The Fair Trading Act (FTA) prohibits businesses from making false or misleading claims about the country of origin of their products. Symbols such as kiwis or the New Zealand flag can also convey a misleading impression about the origin of the product if, in fact, it is not manufactured or produced in New Zealand.

Commissioner Anna Rawlings says consumers will often be influenced by the origin of goods when they are considering whether to buy something and are likely to – and entitled to – rely on the information provided by the retailer about origin.

"Some consumers are happy to pay a higher price for goods which they believe are made in New Zealand, and for some this represents an important ethical decision. Country of origin claims are also important for local manufacturers that want to protect the value placed on a genuinely New Zealand made product."

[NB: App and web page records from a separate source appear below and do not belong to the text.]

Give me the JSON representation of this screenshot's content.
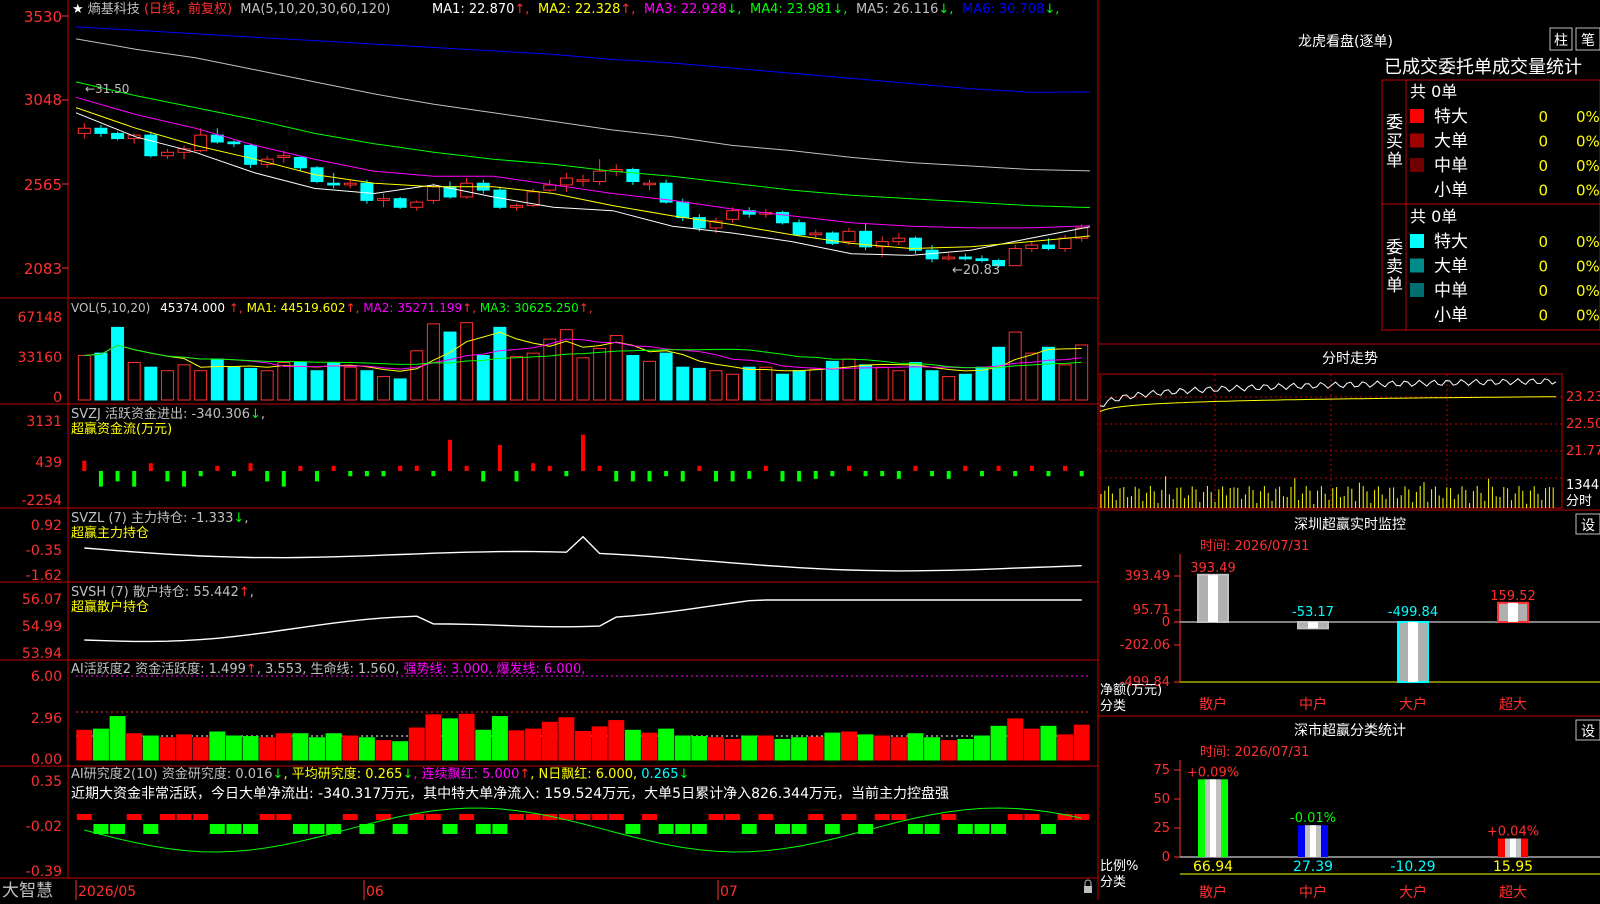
{
  "app": {
    "brand": "大智慧",
    "date_ticks": [
      "2026/05",
      "06",
      "07"
    ]
  },
  "header": {
    "star": "★",
    "stock_name": "熵基科技",
    "period": "(日线，前复权)",
    "ma_label": "MA(5,10,20,30,60,120)",
    "ma_values": [
      {
        "label": "MA1:",
        "value": "22.870",
        "arrow": "↑",
        "color": "#ffffff"
      },
      {
        "label": "MA2:",
        "value": "22.328",
        "arrow": "↑",
        "color": "#ffff00"
      },
      {
        "label": "MA3:",
        "value": "22.928",
        "arrow": "↓",
        "color": "#ff00ff"
      },
      {
        "label": "MA4:",
        "value": "23.981",
        "arrow": "↓",
        "color": "#00ff00"
      },
      {
        "label": "MA5:",
        "value": "26.116",
        "arrow": "↓",
        "color": "#c0c0c0"
      },
      {
        "label": "MA6:",
        "value": "30.708",
        "arrow": "↓",
        "color": "#0000ff"
      }
    ]
  },
  "price_axis": [
    "3530",
    "3048",
    "2565",
    "2083"
  ],
  "price_annotations": {
    "high": "←31.50",
    "low": "←20.83"
  },
  "vol_panel": {
    "axis": [
      "67148",
      "33160",
      "0"
    ],
    "label": "VOL(5,10,20)",
    "value": "45374.000",
    "ma": [
      {
        "label": "MA1:",
        "value": "44519.602",
        "arrow": "↑",
        "color": "#ffff00"
      },
      {
        "label": "MA2:",
        "value": "35271.199",
        "arrow": "↑",
        "color": "#ff00ff"
      },
      {
        "label": "MA3:",
        "value": "30625.250",
        "arrow": "↑",
        "color": "#00ff00"
      }
    ]
  },
  "svzj_panel": {
    "axis": [
      "3131",
      "439",
      "-2254"
    ],
    "line1": "SVZJ  活跃资金进出: -340.306",
    "arrow": "↓",
    "line2": "超赢资金流(万元)"
  },
  "svzl_panel": {
    "axis": [
      "0.92",
      "-0.35",
      "-1.62"
    ],
    "line1": "SVZL (7) 主力持仓: -1.333",
    "arrow": "↓",
    "line2": "超赢主力持仓"
  },
  "svsh_panel": {
    "axis": [
      "56.07",
      "54.99",
      "53.94"
    ],
    "line1": "SVSH (7) 散户持仓: 55.442",
    "arrow": "↑",
    "line2": "超赢散户持仓"
  },
  "ai_active_panel": {
    "axis": [
      "6.00",
      "2.96",
      "0.00"
    ],
    "parts": [
      {
        "text": "AI活跃度2 资金活跃度: 1.499",
        "color": "#c0c0c0"
      },
      {
        "text": "↑",
        "color": "#ff3030"
      },
      {
        "text": ", 3.553, 生命线: 1.560,",
        "color": "#c0c0c0"
      },
      {
        "text": " 强势线: 3.000, 爆发线: 6.000,",
        "color": "#ff00ff"
      }
    ]
  },
  "ai_research_panel": {
    "axis": [
      "0.35",
      "-0.02",
      "-0.39"
    ],
    "parts": [
      {
        "text": "AI研究度2(10) 资金研究度: 0.016",
        "color": "#c0c0c0"
      },
      {
        "text": "↓",
        "color": "#00ff00"
      },
      {
        "text": ", 平均研究度: 0.265",
        "color": "#ffff00"
      },
      {
        "text": "↓",
        "color": "#00ff00"
      },
      {
        "text": ", 连续飘红: 5.000",
        "color": "#ff00ff"
      },
      {
        "text": "↑",
        "color": "#ff3030"
      },
      {
        "text": ", N日飘红: 6.000, ",
        "color": "#ffff00"
      },
      {
        "text": "0.265",
        "color": "#00ffff"
      },
      {
        "text": "↓",
        "color": "#00ff00"
      }
    ],
    "note": "近期大资金非常活跃，今日大单净流出: -340.317万元，其中特大单净流入: 159.524万元，大单5日累计净入826.344万元，当前主力控盘强"
  },
  "dragon_tiger": {
    "title": "龙虎看盘(逐单)",
    "btn_zhu": "柱",
    "btn_bi": "笔",
    "subtitle": "已成交委托单成交量统计",
    "buy_label": "委买单",
    "sell_label": "委卖单",
    "buy_total": "共 0单",
    "sell_total": "共 0单",
    "buy_rows": [
      {
        "name": "特大",
        "qty": "0",
        "pct": "0%",
        "color": "#ff0000"
      },
      {
        "name": "大单",
        "qty": "0",
        "pct": "0%",
        "color": "#a00000"
      },
      {
        "name": "中单",
        "qty": "0",
        "pct": "0%",
        "color": "#700000"
      },
      {
        "name": "小单",
        "qty": "0",
        "pct": "0%",
        "color": "#000000"
      }
    ],
    "sell_rows": [
      {
        "name": "特大",
        "qty": "0",
        "pct": "0%",
        "color": "#00ffff"
      },
      {
        "name": "大单",
        "qty": "0",
        "pct": "0%",
        "color": "#008b8b"
      },
      {
        "name": "中单",
        "qty": "0",
        "pct": "0%",
        "color": "#006f6f"
      },
      {
        "name": "小单",
        "qty": "0",
        "pct": "0%",
        "color": "#000000"
      }
    ]
  },
  "intraday": {
    "title": "分时走势",
    "axis": [
      "23.23",
      "22.50",
      "21.77"
    ],
    "vol_label": "1344",
    "vol_unit": "分时"
  },
  "monitor": {
    "title": "深圳超赢实时监控",
    "btn": "设",
    "time": "时间: 2026/07/31",
    "axis": [
      "393.49",
      "95.71",
      "0",
      "-202.06",
      "-499.84"
    ],
    "axis_title_1": "净额(万元)",
    "axis_title_2": "分类",
    "bar_labels": [
      "393.49",
      "-53.17",
      "-499.84",
      "159.52"
    ],
    "categories": [
      "散户",
      "中户",
      "大户",
      "超大"
    ]
  },
  "classify": {
    "title": "深市超赢分类统计",
    "btn": "设",
    "time": "时间: 2026/07/31",
    "axis": [
      "75",
      "50",
      "25",
      "0"
    ],
    "axis_title_1": "比例%",
    "axis_title_2": "分类",
    "top_labels": [
      "+0.09%",
      "-0.01%",
      "",
      "+0.04%"
    ],
    "bottom_labels": [
      "66.94",
      "27.39",
      "-10.29",
      "15.95"
    ],
    "categories": [
      "散户",
      "中户",
      "大户",
      "超大"
    ]
  },
  "chart_data": [
    {
      "type": "candlestick",
      "title": "熵基科技 (日线，前复权)",
      "y_axis_ticks": [
        "3530",
        "3048",
        "2565",
        "2083"
      ],
      "high_label": "31.50",
      "low_label": "20.83",
      "candles": [
        [
          28.3,
          28.9,
          28.0,
          28.6
        ],
        [
          28.6,
          28.8,
          28.1,
          28.3
        ],
        [
          28.3,
          28.4,
          27.9,
          28.0
        ],
        [
          28.0,
          28.3,
          27.7,
          28.2
        ],
        [
          28.2,
          28.4,
          26.9,
          27.0
        ],
        [
          27.0,
          27.4,
          26.8,
          27.2
        ],
        [
          27.2,
          27.6,
          26.8,
          27.4
        ],
        [
          27.3,
          28.6,
          27.2,
          28.2
        ],
        [
          28.2,
          28.6,
          27.7,
          27.8
        ],
        [
          27.8,
          27.9,
          27.5,
          27.7
        ],
        [
          27.6,
          27.7,
          26.3,
          26.5
        ],
        [
          26.5,
          27.0,
          26.3,
          26.8
        ],
        [
          26.9,
          27.3,
          26.6,
          27.0
        ],
        [
          26.9,
          27.0,
          26.1,
          26.3
        ],
        [
          26.3,
          26.4,
          25.4,
          25.5
        ],
        [
          25.4,
          26.0,
          25.1,
          25.3
        ],
        [
          25.3,
          25.6,
          25.1,
          25.4
        ],
        [
          25.4,
          25.6,
          24.2,
          24.4
        ],
        [
          24.4,
          24.8,
          24.0,
          24.5
        ],
        [
          24.5,
          24.6,
          23.9,
          24.0
        ],
        [
          24.0,
          24.4,
          23.8,
          24.3
        ],
        [
          24.4,
          25.4,
          24.2,
          25.2
        ],
        [
          25.2,
          25.5,
          24.5,
          24.6
        ],
        [
          24.6,
          25.7,
          24.5,
          25.4
        ],
        [
          25.4,
          25.6,
          24.8,
          25.0
        ],
        [
          25.0,
          25.2,
          23.9,
          24.0
        ],
        [
          24.0,
          24.2,
          23.8,
          24.1
        ],
        [
          24.1,
          25.1,
          24.0,
          24.9
        ],
        [
          25.0,
          25.6,
          24.9,
          25.3
        ],
        [
          25.3,
          26.0,
          24.9,
          25.7
        ],
        [
          25.6,
          25.9,
          25.2,
          25.6
        ],
        [
          25.5,
          26.8,
          25.3,
          26.1
        ],
        [
          26.1,
          26.5,
          25.8,
          26.2
        ],
        [
          26.2,
          26.3,
          25.3,
          25.5
        ],
        [
          25.4,
          25.6,
          25.0,
          25.4
        ],
        [
          25.4,
          25.6,
          24.2,
          24.3
        ],
        [
          24.3,
          24.5,
          23.2,
          23.4
        ],
        [
          23.4,
          23.6,
          22.6,
          22.8
        ],
        [
          22.8,
          23.4,
          22.5,
          23.2
        ],
        [
          23.3,
          24.0,
          23.1,
          23.8
        ],
        [
          23.8,
          24.0,
          23.4,
          23.6
        ],
        [
          23.6,
          23.9,
          23.4,
          23.7
        ],
        [
          23.7,
          23.8,
          23.0,
          23.1
        ],
        [
          23.1,
          23.3,
          22.3,
          22.4
        ],
        [
          22.4,
          22.7,
          22.2,
          22.5
        ],
        [
          22.5,
          22.6,
          21.8,
          21.9
        ],
        [
          22.0,
          22.8,
          21.8,
          22.6
        ],
        [
          22.6,
          23.1,
          21.5,
          21.7
        ],
        [
          21.7,
          22.3,
          21.1,
          22.0
        ],
        [
          22.0,
          22.5,
          21.8,
          22.2
        ],
        [
          22.2,
          22.3,
          21.3,
          21.5
        ],
        [
          21.5,
          21.8,
          20.8,
          21.0
        ],
        [
          21.0,
          21.3,
          20.9,
          21.1
        ],
        [
          21.1,
          21.3,
          20.9,
          21.0
        ],
        [
          21.0,
          21.2,
          20.8,
          20.9
        ],
        [
          20.9,
          21.0,
          20.5,
          20.6
        ],
        [
          20.6,
          21.8,
          20.6,
          21.6
        ],
        [
          21.6,
          22.0,
          21.4,
          21.8
        ],
        [
          21.8,
          22.2,
          21.5,
          21.6
        ],
        [
          21.6,
          22.4,
          21.4,
          22.2
        ],
        [
          22.2,
          23.0,
          22.0,
          22.8
        ]
      ],
      "ma_series": [
        {
          "name": "MA1",
          "color": "#ffffff",
          "values": [
            29.5,
            28.1,
            27.2,
            26.0,
            25.1,
            24.8,
            25.3,
            24.6,
            24.0,
            23.8,
            22.9,
            22.5,
            22.0,
            21.3,
            21.2,
            21.5,
            22.2,
            22.87
          ]
        },
        {
          "name": "MA2",
          "color": "#ffff00",
          "values": [
            29.8,
            28.6,
            27.6,
            26.8,
            25.9,
            25.4,
            25.2,
            25.2,
            24.8,
            24.1,
            23.5,
            23.0,
            22.4,
            21.9,
            21.6,
            21.7,
            22.0,
            22.33
          ]
        },
        {
          "name": "MA3",
          "color": "#ff00ff",
          "values": [
            30.4,
            29.4,
            28.6,
            27.6,
            26.8,
            26.1,
            25.8,
            25.8,
            25.3,
            24.8,
            24.4,
            23.9,
            23.5,
            23.1,
            22.9,
            22.8,
            22.8,
            22.93
          ]
        },
        {
          "name": "MA4",
          "color": "#00ff00",
          "values": [
            31.3,
            30.5,
            29.8,
            29.1,
            28.3,
            27.7,
            27.2,
            26.8,
            26.5,
            26.1,
            25.8,
            25.4,
            25.0,
            24.7,
            24.5,
            24.3,
            24.1,
            23.98
          ]
        },
        {
          "name": "MA5",
          "color": "#c0c0c0",
          "values": [
            33.8,
            33.2,
            32.7,
            32.0,
            31.3,
            30.6,
            30.0,
            29.5,
            29.0,
            28.5,
            28.1,
            27.6,
            27.3,
            26.9,
            26.6,
            26.4,
            26.2,
            26.12
          ]
        },
        {
          "name": "MA6",
          "color": "#0000ff",
          "values": [
            34.5,
            34.3,
            34.1,
            33.9,
            33.7,
            33.5,
            33.3,
            33.1,
            32.9,
            32.6,
            32.4,
            32.1,
            31.8,
            31.5,
            31.2,
            30.9,
            30.7,
            30.71
          ]
        }
      ]
    },
    {
      "type": "bar",
      "title": "VOL(5,10,20)",
      "values": [
        38,
        40,
        62,
        32,
        28,
        25,
        30,
        25,
        35,
        28,
        27,
        25,
        32,
        32,
        25,
        32,
        28,
        25,
        20,
        18,
        42,
        65,
        58,
        66,
        38,
        62,
        37,
        40,
        52,
        60,
        36,
        44,
        55,
        38,
        33,
        40,
        28,
        27,
        25,
        22,
        28,
        28,
        22,
        25,
        26,
        33,
        35,
        30,
        28,
        25,
        32,
        25,
        20,
        22,
        28,
        45,
        58,
        40,
        45,
        30,
        47
      ],
      "ylim": [
        0,
        67148
      ]
    }
  ]
}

Whether a product is 'made in New Zealand' depends on different factors, including the nature of the product and what consumers understand about it. These examples help explain how the meaning of 'made' can vary depending on the product:

  • For a clothing item, where is it changed from fabric into a garment?
  • For a food item, where were the ingredients grown?
  • For a manufactured product, was it substantially manufactured in NZ? Were any substantial stages of manufacture conducted offshore?

The Commission has taken a number of country of origin cases in recent years – for example, a health supplement company was fined more than $500,000 last year for claiming its bee pollen was New Zealand-made when it was actually sourced from China. In 2016 the High Court found 'New Zealand made' claims about two dietary supplements were misleading as all the active ingredients were imported from overseas.

Over the last 6 years the Commission prosecuted 11 companies and 11 individuals for selling imported alpaca rugs as "Made in New Zealand" and/or for claiming duvets were predominantly alpaca, merino wool or cashmere when they were not. In total fines of more than $1.5 million were imposed.

Ms Rawlings says any country of origin labelling by businesses must be clear and truthful.

"For example, if a manufacturing process includes steps taken within New Zealand and overseas, some brands choose to explain this with labelling such as 'Packaged in New Zealand using imported ingredients'. For clothing, an accurate claim might say 'Designed in NZ and manufactured in China'," she said.

The Commission has produced a video called If you can’t back it up, don’t say it which offers guidance to traders about being able to substantiate that their representations are true.